Leadership succession, and especially that of the CEO, has attracted considerable interest amongst management and social researchers. Most of the research has been conducted in Western organisations and from specific vantage points such as understanding the financial impact of CEO succession and successor origins. However, there is currently little research on the actual process of leadership succession, and especially so in the Malaysian context.
This research uses qualitative research methods to investigate leadership succession (which in this thesis means both CEO and upper-echelon managerial succession) in Malaysian organisations. The research reveals that most Malaysian companies are not engaged in leadership succession planning and implementation and the few that have such processes report low success rates. The research shows that leadership succession planning and implementation is in its infancy among Malaysian companies. Where upper-echelon manager succession is concerned, companies commonly practise leadership replacement rather than succession. However, with family-controlled publicly listed companies – and such companies constitute the majority of publicly listed companies in Malaysia and in most of Asia – dynastic succession is the predominant form of CEO succession and the CEO’s position is the preserve of members of the founding family.
In investigating the factors that either enhance or inhibit leadership succession processes, a form of inhibitor that this thesis calls organisationally generated entrenchment was identified.

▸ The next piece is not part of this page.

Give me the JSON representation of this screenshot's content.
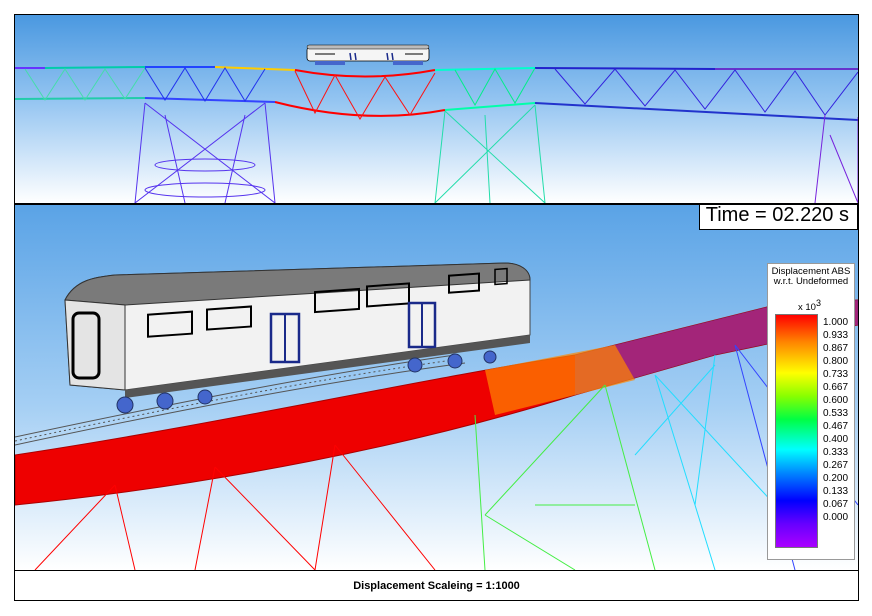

Organisationally generated entrenchment appears to be common in Malaysian companies and has the effect of stifling smooth leadership succession.
This research also shows that leadership succession processes are greatly influenced by cultural factors and that leadership succession models must take into account cultural effects.
This thesis offers the Succession Development Pathway model as a means of facilitating leadership succession in organisations in Malaysia.